Cabinet has agreed to proposals to improve the occupational regulation of engineers. The aim is to ensure engineers are competent, behave ethically and are held to account, and in doing so improve the public’s confidence in the profession.
While many of Aotearoa New Zealand's engineers are highly professional, engineering failures in our recent history highlight that improvement is needed to the engineering regulatory system. The aim of these changes is to lift the public's confidence in the profession by ensuring engineers are competent, behave ethically and are held to account.
A new two-tier regime is being designed that will require anyone providing professional engineering services to be registered to ensure a base level of professionalism. This will cover engineers working in all engineering disciplines, including the major disciplines of civil, electrical, chemical and mechanical engineering.
There will be provisions to avoid overlap with other regimes that already regulate small groups of engineers (such as aviation and marine engineers).
These changes were publicly consulted on in 2021. MBIE received 250 submissions, predominately from the engineering profession. Eighty-four per cent of submitters agreed that there were grounds for intervention, and 81 per cent agreed that all engineers should be subject to occupational regulation. MBIE also received strong support for a code of ethical conduct and for engineers to have professional development obligations.
Engineers will be registered
A new registration requirement is being introduced to make it clearer who can practice as an engineer, making it easier for consumers to know whether an engineer is qualified to practice.
The registration requirement will lift the professionalism of the engineering profession and provide an avenue for addressing poor behaviour and performance. Engineers will be subject to a code of conduct, and new continued professional development obligations will keep engineers’ skills up-to-date.
Restricting practice of high-risk engineering disciplines
The other aspect of the regime is new licensing requirements to restrict practice in high-risk engineering disciplines. This second tier of the regime will regulate who can carry out or supervise engineering work in specified practice fields that have a high risk of harm to the public.
New regulator to oversee registration and licensing process and investigate complaints
An Engineers Registration Board will be established, and supported by a Registrar, Complaints Officer and Disciplinary Committee.
The Ministry of Business, Innovation and Employment will be the default Registrar and Complaints Officer, with the opportunity for other Registrars to be appointed and the Complaints Officer function reassigned.

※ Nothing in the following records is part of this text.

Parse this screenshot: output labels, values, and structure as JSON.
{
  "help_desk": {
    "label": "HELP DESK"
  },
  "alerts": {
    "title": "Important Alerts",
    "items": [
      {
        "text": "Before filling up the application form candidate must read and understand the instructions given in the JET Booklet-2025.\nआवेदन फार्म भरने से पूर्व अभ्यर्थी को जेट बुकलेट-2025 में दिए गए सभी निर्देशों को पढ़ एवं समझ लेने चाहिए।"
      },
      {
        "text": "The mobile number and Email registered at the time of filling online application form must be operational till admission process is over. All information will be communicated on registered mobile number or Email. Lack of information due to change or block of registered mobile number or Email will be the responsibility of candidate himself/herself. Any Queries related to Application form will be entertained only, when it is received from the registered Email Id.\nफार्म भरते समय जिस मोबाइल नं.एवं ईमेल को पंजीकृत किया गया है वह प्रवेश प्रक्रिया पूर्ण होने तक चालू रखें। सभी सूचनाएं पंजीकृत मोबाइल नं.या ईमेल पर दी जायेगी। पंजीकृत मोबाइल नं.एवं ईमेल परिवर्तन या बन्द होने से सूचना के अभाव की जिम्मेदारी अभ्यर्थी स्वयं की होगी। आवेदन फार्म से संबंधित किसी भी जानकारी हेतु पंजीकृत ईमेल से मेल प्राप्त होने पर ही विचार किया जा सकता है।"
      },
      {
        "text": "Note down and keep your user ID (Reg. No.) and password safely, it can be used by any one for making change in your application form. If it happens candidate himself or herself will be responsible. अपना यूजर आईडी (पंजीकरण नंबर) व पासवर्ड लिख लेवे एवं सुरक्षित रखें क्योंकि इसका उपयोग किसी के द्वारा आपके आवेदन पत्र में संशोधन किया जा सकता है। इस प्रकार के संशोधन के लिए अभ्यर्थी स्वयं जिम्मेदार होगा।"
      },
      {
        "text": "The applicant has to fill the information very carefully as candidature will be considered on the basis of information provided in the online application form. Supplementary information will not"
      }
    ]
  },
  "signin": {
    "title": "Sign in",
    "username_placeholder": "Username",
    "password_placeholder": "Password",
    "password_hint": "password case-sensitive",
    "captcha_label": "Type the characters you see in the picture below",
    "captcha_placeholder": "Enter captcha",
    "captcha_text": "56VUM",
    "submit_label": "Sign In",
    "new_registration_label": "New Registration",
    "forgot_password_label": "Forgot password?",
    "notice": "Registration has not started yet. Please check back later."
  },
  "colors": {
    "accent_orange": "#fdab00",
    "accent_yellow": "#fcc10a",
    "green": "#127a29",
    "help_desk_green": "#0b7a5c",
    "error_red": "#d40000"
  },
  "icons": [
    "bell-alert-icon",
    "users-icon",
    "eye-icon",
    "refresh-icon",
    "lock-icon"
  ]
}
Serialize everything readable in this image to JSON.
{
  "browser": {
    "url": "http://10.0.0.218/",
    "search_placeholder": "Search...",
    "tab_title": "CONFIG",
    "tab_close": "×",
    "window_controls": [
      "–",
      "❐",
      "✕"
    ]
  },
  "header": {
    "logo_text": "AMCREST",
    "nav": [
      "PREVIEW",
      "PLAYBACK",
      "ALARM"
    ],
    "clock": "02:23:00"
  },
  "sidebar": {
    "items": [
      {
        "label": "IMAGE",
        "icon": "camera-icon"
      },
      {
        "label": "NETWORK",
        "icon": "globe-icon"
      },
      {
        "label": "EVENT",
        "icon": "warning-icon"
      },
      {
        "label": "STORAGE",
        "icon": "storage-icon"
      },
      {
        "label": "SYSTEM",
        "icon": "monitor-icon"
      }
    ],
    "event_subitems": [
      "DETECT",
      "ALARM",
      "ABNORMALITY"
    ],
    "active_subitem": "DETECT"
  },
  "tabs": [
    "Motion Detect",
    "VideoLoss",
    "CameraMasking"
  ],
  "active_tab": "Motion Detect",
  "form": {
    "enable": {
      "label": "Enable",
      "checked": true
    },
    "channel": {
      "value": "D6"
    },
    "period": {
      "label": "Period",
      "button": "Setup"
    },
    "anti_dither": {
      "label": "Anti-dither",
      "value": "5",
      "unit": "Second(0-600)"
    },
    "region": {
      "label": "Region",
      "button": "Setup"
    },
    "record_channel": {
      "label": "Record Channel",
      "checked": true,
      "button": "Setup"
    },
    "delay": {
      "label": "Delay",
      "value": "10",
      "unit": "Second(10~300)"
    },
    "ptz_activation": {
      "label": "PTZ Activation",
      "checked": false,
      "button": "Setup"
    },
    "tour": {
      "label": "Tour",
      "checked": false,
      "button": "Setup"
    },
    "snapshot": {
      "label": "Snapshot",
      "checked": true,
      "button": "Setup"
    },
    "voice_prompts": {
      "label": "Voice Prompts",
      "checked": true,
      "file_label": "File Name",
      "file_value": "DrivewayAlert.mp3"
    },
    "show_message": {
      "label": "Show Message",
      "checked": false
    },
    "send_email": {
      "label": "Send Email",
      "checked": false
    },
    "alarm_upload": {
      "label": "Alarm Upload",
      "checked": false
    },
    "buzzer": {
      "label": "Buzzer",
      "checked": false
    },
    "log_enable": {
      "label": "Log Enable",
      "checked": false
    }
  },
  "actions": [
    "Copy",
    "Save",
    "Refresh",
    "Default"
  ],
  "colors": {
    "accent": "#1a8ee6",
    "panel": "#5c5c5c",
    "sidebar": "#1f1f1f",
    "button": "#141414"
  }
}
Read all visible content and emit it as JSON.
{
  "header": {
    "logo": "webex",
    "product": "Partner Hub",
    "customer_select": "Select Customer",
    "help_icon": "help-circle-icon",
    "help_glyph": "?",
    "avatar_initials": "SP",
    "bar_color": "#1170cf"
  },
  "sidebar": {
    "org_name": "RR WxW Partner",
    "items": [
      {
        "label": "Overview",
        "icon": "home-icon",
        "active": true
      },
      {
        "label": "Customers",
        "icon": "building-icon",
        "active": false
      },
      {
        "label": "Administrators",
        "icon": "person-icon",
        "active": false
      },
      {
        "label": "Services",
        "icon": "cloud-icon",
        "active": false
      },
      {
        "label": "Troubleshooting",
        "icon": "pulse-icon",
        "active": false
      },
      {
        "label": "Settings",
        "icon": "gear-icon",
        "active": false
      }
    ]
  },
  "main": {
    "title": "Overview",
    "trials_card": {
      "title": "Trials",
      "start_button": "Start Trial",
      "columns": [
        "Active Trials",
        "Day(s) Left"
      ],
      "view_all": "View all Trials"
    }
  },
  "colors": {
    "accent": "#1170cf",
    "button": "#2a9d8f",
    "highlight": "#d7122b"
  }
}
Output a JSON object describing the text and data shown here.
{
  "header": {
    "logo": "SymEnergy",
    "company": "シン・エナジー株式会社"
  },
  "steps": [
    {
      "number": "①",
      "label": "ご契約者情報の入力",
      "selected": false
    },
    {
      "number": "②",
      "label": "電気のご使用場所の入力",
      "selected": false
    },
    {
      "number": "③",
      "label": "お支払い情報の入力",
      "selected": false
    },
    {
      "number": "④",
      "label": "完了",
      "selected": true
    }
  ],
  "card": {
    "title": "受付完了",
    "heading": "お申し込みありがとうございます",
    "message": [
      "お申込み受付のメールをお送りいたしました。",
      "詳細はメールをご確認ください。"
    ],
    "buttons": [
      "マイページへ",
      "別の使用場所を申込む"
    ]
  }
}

A bill to introduce these changes is expected to be introduced into Parliament in late 2023.
More information about the law changes - mbie.govt.nz